Work order: The answer must be every line of the records below that holds the word "link".

Exercise materials:
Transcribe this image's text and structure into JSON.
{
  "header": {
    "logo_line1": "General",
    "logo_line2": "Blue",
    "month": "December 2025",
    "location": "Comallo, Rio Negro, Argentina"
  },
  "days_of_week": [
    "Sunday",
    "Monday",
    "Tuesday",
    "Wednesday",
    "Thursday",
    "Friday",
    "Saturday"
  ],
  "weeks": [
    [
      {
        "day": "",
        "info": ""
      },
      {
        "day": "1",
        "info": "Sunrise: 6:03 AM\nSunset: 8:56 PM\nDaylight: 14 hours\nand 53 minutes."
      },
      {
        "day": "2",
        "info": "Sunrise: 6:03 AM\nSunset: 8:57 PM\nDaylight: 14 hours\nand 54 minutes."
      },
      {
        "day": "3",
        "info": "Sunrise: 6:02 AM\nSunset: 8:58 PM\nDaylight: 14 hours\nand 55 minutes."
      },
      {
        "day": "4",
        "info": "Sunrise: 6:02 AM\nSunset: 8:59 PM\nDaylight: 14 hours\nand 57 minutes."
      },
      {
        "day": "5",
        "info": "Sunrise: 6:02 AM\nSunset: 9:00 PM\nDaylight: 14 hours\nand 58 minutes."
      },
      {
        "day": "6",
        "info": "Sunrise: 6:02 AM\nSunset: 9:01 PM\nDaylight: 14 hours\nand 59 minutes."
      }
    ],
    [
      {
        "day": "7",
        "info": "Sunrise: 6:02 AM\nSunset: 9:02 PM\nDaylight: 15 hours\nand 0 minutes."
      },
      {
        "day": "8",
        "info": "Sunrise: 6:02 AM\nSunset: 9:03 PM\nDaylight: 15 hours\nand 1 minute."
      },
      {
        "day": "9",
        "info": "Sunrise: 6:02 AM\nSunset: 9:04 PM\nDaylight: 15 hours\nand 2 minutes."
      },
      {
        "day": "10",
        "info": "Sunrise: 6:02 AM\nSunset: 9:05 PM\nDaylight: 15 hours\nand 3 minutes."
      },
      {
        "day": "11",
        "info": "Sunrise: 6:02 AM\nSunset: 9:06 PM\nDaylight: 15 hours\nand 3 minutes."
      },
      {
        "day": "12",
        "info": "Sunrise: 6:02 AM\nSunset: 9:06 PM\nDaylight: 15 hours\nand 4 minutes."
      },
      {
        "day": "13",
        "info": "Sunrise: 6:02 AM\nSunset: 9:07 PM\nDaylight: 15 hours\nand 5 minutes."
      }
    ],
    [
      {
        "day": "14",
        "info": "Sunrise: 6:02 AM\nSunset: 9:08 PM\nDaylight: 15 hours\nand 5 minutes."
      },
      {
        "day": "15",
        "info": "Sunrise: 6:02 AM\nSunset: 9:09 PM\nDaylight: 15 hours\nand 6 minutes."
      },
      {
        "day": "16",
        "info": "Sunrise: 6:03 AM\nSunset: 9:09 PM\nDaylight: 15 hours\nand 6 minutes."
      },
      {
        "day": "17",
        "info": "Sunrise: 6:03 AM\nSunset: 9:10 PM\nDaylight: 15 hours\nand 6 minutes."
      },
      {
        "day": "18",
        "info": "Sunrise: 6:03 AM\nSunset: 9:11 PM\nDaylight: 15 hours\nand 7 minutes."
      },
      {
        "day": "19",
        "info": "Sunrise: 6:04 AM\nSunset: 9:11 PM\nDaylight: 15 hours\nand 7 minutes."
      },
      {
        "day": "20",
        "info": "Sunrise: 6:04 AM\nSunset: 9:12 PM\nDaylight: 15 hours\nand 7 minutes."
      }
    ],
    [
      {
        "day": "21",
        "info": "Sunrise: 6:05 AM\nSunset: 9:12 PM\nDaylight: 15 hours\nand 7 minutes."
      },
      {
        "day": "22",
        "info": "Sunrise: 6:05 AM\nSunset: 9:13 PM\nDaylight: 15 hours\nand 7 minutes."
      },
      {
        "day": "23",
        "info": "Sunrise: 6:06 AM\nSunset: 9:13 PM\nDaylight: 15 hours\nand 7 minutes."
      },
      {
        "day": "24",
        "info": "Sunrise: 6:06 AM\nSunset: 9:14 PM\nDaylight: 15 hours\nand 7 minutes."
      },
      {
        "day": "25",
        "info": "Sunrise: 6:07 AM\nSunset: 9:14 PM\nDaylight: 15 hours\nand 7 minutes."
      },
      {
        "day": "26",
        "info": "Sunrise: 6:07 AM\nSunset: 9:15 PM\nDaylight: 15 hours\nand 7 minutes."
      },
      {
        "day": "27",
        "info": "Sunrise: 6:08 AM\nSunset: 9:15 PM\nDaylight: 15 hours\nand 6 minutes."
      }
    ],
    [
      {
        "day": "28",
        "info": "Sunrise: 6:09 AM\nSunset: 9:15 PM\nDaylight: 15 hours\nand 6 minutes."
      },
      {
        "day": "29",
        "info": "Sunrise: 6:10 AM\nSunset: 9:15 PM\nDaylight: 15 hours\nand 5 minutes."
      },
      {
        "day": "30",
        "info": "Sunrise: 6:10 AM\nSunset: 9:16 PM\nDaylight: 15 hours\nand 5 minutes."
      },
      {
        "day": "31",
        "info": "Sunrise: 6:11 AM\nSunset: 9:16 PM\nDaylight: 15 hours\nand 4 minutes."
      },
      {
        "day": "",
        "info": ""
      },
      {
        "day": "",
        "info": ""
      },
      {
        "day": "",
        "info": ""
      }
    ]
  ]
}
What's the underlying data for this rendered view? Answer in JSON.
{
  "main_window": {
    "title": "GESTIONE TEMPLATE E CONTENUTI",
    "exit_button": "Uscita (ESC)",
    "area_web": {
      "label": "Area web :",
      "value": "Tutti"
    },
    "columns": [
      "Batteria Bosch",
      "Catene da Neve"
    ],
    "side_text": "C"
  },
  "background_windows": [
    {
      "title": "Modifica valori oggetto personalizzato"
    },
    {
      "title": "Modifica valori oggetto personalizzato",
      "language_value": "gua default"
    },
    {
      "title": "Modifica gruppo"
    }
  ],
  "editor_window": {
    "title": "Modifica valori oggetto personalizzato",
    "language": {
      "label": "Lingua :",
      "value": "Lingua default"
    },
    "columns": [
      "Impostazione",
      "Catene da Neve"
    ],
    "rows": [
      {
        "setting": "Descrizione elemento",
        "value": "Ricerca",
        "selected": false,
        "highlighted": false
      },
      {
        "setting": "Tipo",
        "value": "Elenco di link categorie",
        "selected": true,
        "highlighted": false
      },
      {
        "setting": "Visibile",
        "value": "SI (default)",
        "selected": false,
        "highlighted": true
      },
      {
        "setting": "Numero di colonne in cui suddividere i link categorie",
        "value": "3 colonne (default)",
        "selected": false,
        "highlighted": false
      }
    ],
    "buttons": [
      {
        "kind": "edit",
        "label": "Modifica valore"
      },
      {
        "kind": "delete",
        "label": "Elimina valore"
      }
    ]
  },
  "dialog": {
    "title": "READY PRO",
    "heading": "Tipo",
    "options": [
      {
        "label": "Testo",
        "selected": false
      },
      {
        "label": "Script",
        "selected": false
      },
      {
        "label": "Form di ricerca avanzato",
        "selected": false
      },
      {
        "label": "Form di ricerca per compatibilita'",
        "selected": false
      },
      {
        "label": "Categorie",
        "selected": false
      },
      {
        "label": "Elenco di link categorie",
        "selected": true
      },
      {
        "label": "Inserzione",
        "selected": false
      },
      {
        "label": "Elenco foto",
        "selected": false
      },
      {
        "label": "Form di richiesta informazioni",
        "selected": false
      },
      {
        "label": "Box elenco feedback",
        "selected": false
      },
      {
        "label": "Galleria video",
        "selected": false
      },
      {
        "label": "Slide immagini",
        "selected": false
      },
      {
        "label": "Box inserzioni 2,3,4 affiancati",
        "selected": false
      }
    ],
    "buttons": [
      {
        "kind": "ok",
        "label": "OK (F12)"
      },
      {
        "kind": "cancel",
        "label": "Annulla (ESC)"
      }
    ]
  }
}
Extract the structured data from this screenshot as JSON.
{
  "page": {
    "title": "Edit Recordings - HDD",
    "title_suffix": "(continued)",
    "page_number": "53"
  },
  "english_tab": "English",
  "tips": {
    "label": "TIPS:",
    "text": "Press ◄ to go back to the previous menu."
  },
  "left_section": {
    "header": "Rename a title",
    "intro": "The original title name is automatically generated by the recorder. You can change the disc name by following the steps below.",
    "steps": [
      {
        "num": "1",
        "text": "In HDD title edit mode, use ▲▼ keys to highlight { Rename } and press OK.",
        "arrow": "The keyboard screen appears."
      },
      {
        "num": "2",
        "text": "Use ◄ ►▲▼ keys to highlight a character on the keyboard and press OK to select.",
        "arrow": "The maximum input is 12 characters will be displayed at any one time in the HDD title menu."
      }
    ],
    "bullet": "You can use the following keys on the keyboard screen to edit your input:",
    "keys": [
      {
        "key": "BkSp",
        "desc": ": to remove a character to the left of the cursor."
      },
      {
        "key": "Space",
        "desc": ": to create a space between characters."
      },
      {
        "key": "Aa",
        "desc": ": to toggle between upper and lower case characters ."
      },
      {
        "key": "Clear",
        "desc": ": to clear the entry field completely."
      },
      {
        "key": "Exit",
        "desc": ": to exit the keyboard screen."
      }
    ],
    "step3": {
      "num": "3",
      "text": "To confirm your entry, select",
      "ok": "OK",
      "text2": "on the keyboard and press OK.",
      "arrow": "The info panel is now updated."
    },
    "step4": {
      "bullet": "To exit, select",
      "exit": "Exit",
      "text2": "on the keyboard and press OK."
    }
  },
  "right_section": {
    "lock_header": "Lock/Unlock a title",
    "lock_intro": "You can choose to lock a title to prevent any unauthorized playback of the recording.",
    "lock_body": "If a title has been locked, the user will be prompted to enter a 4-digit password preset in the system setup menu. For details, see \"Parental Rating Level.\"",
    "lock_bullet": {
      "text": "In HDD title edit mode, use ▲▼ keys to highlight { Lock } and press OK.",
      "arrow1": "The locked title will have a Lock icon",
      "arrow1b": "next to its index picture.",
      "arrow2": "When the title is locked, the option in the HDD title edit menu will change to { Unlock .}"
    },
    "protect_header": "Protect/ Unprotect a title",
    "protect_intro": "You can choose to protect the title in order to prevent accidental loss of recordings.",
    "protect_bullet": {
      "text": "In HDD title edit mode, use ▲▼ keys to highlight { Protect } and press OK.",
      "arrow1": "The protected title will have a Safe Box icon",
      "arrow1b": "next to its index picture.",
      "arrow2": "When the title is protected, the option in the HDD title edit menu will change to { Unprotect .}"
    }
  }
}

Exercise response:
        "value": "Elenco di link categorie",
        "setting": "Numero di colonne in cui suddividere i link categorie",
        "label": "Elenco di link categorie",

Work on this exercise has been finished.